#### YOUR INSTRUCTIONS
All of the data should be restated word for word, with the pictures omitted.

#### INPUT DATA
================================
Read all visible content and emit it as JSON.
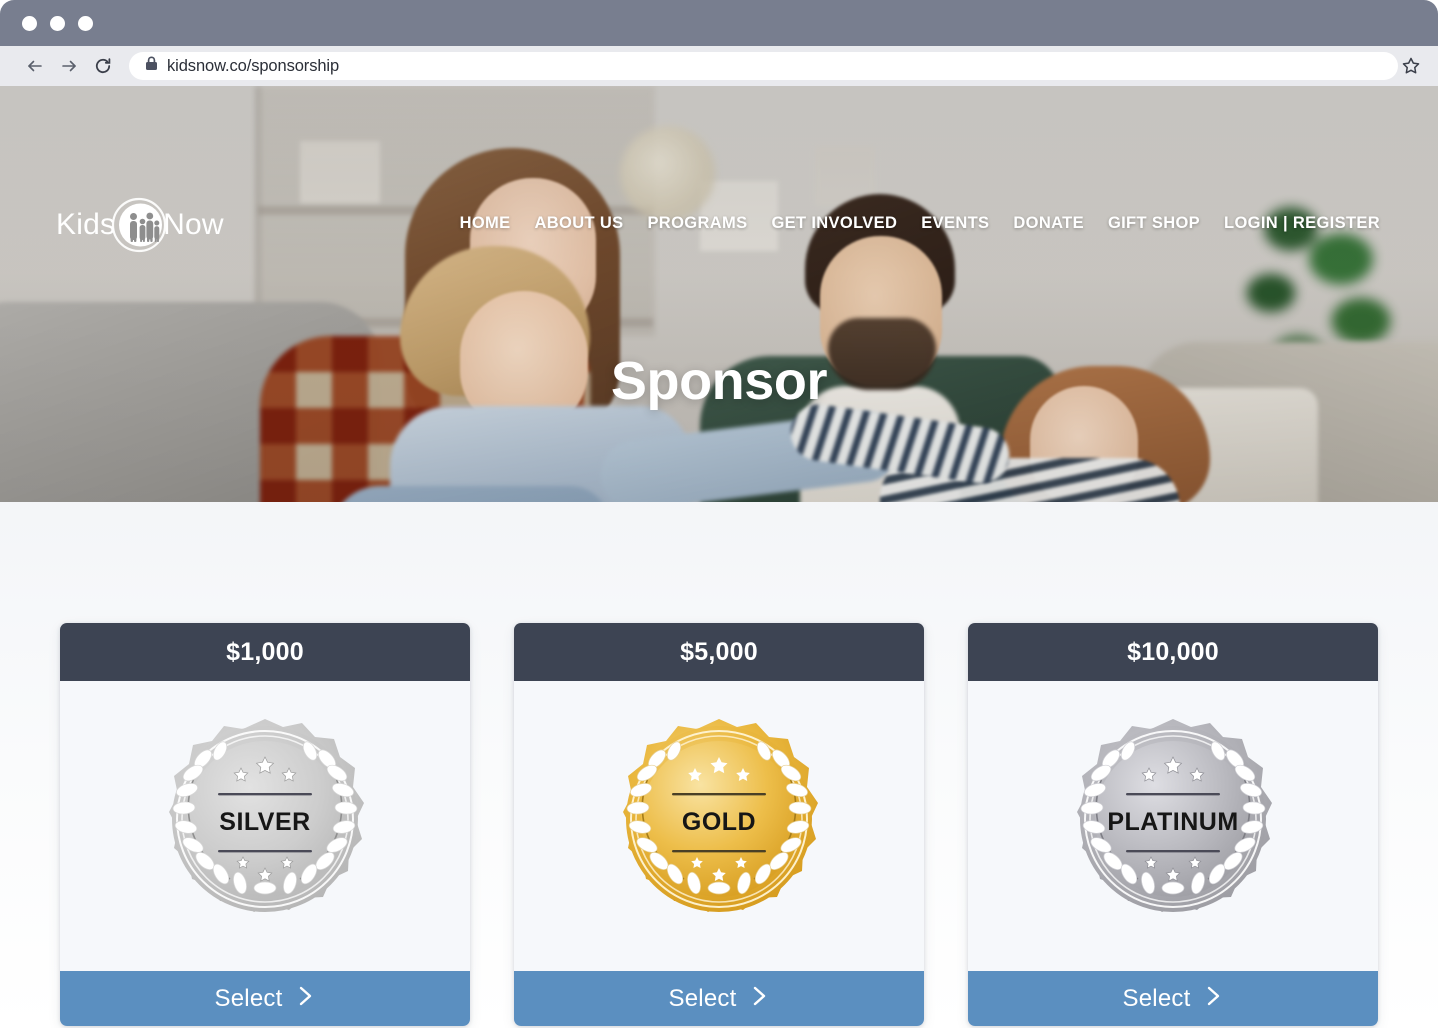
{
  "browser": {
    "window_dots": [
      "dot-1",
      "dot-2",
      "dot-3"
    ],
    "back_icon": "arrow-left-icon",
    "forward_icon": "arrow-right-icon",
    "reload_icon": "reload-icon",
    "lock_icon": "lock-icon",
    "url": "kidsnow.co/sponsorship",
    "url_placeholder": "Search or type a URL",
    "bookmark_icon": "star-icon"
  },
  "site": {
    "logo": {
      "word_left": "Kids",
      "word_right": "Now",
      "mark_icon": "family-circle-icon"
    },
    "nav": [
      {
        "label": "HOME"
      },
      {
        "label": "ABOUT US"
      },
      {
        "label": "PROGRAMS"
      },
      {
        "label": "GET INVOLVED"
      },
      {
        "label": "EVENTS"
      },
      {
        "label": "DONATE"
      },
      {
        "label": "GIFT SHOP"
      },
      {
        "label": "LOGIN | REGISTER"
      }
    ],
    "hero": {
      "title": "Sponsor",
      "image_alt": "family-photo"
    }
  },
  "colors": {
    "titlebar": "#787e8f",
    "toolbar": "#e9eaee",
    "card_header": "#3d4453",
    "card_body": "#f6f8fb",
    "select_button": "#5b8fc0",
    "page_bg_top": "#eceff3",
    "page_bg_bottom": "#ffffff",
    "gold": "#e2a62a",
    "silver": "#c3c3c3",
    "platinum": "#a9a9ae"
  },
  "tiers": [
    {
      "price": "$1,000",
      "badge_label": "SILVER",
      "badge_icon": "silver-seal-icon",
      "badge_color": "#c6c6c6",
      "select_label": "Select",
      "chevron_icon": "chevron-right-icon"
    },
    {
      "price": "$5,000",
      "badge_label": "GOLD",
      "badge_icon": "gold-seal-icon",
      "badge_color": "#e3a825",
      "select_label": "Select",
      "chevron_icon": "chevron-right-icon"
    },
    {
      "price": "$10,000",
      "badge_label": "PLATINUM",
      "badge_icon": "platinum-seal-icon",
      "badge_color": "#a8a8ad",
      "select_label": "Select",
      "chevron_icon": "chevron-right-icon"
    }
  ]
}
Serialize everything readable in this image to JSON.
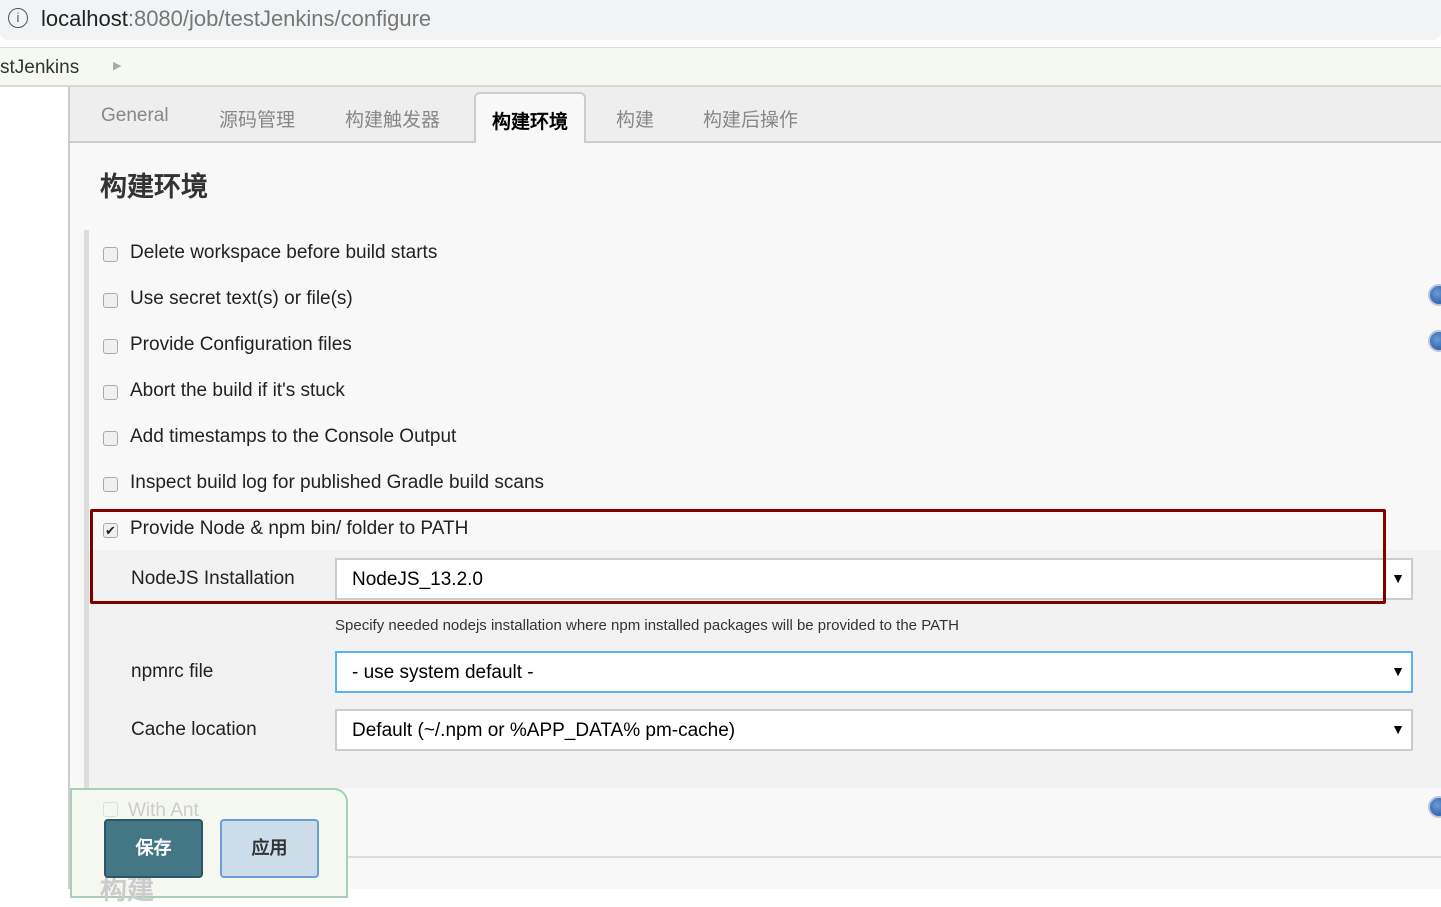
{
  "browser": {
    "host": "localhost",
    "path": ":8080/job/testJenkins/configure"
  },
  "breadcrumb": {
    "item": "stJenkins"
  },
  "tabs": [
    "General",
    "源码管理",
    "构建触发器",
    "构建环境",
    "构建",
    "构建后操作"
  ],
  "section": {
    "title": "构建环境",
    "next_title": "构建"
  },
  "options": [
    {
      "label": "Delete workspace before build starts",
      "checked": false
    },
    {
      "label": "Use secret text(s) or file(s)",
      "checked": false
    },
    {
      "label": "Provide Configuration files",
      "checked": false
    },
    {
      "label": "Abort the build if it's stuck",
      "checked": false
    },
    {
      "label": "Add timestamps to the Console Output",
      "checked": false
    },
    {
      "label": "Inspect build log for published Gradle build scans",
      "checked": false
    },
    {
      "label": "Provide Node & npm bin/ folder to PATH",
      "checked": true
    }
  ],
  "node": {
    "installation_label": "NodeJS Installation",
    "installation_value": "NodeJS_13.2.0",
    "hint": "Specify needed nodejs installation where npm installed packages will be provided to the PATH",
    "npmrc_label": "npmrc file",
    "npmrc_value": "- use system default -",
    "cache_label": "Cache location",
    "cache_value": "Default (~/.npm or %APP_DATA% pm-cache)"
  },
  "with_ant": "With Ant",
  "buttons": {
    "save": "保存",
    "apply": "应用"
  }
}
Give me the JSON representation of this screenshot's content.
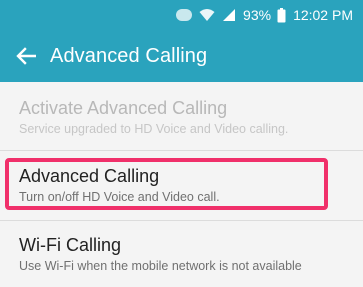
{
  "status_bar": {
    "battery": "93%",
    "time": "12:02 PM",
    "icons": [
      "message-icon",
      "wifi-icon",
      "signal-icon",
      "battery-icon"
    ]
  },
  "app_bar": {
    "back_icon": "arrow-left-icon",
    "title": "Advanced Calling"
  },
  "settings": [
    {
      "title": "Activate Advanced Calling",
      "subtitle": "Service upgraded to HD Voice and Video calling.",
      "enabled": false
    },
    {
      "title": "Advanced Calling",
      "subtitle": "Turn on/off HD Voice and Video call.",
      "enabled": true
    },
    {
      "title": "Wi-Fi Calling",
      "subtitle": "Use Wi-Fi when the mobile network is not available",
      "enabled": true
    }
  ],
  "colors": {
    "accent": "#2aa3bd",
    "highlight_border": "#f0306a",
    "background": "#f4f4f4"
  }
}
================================
#### OUTPUT FOR THIS TASK
Read all visible content and emit it as JSON.
{
  "browser": {
    "window_dots": [
      "dot-1",
      "dot-2",
      "dot-3"
    ],
    "back_icon": "arrow-left-icon",
    "forward_icon": "arrow-right-icon",
    "reload_icon": "reload-icon",
    "lock_icon": "lock-icon",
    "url": "kidsnow.co/sponsorship",
    "url_placeholder": "Search or type a URL",
    "bookmark_icon": "star-icon"
  },
  "site": {
    "logo": {
      "word_left": "Kids",
      "word_right": "Now",
      "mark_icon": "family-circle-icon"
    },
    "nav": [
      {
        "label": "HOME"
      },
      {
        "label": "ABOUT US"
      },
      {
        "label": "PROGRAMS"
      },
      {
        "label": "GET INVOLVED"
      },
      {
        "label": "EVENTS"
      },
      {
        "label": "DONATE"
      },
      {
        "label": "GIFT SHOP"
      },
      {
        "label": "LOGIN | REGISTER"
      }
    ],
    "hero": {
      "title": "Sponsor",
      "image_alt": "family-photo"
    }
  },
  "colors": {
    "titlebar": "#787e8f",
    "toolbar": "#e9eaee",
    "card_header": "#3d4453",
    "card_body": "#f6f8fb",
    "select_button": "#5b8fc0",
    "page_bg_top": "#eceff3",
    "page_bg_bottom": "#ffffff",
    "gold": "#e2a62a",
    "silver": "#c3c3c3",
    "platinum": "#a9a9ae"
  },
  "tiers": [
    {
      "price": "$1,000",
      "badge_label": "SILVER",
      "badge_icon": "silver-seal-icon",
      "badge_color": "#c6c6c6",
      "select_label": "Select",
      "chevron_icon": "chevron-right-icon"
    },
    {
      "price": "$5,000",
      "badge_label": "GOLD",
      "badge_icon": "gold-seal-icon",
      "badge_color": "#e3a825",
      "select_label": "Select",
      "chevron_icon": "chevron-right-icon"
    },
    {
      "price": "$10,000",
      "badge_label": "PLATINUM",
      "badge_icon": "platinum-seal-icon",
      "badge_color": "#a8a8ad",
      "select_label": "Select",
      "chevron_icon": "chevron-right-icon"
    }
  ]
}
Serialize everything readable in this image to JSON.
{
  "browser": {
    "host": "localhost",
    "path": ":8080/job/testJenkins/configure"
  },
  "breadcrumb": {
    "item": "stJenkins"
  },
  "tabs": [
    "General",
    "源码管理",
    "构建触发器",
    "构建环境",
    "构建",
    "构建后操作"
  ],
  "section": {
    "title": "构建环境",
    "next_title": "构建"
  },
  "options": [
    {
      "label": "Delete workspace before build starts",
      "checked": false
    },
    {
      "label": "Use secret text(s) or file(s)",
      "checked": false
    },
    {
      "label": "Provide Configuration files",
      "checked": false
    },
    {
      "label": "Abort the build if it's stuck",
      "checked": false
    },
    {
      "label": "Add timestamps to the Console Output",
      "checked": false
    },
    {
      "label": "Inspect build log for published Gradle build scans",
      "checked": false
    },
    {
      "label": "Provide Node & npm bin/ folder to PATH",
      "checked": true
    }
  ],
  "node": {
    "installation_label": "NodeJS Installation",
    "installation_value": "NodeJS_13.2.0",
    "hint": "Specify needed nodejs installation where npm installed packages will be provided to the PATH",
    "npmrc_label": "npmrc file",
    "npmrc_value": "- use system default -",
    "cache_label": "Cache location",
    "cache_value": "Default (~/.npm or %APP_DATA% pm-cache)"
  },
  "with_ant": "With Ant",
  "buttons": {
    "save": "保存",
    "apply": "应用"
  }
}
Give me the JSON representation of this screenshot's content.
{
  "status_bar": {
    "battery": "93%",
    "time": "12:02 PM",
    "icons": [
      "message-icon",
      "wifi-icon",
      "signal-icon",
      "battery-icon"
    ]
  },
  "app_bar": {
    "back_icon": "arrow-left-icon",
    "title": "Advanced Calling"
  },
  "settings": [
    {
      "title": "Activate Advanced Calling",
      "subtitle": "Service upgraded to HD Voice and Video calling.",
      "enabled": false
    },
    {
      "title": "Advanced Calling",
      "subtitle": "Turn on/off HD Voice and Video call.",
      "enabled": true
    },
    {
      "title": "Wi-Fi Calling",
      "subtitle": "Use Wi-Fi when the mobile network is not available",
      "enabled": true
    }
  ],
  "colors": {
    "accent": "#2aa3bd",
    "highlight_border": "#f0306a",
    "background": "#f4f4f4"
  }
}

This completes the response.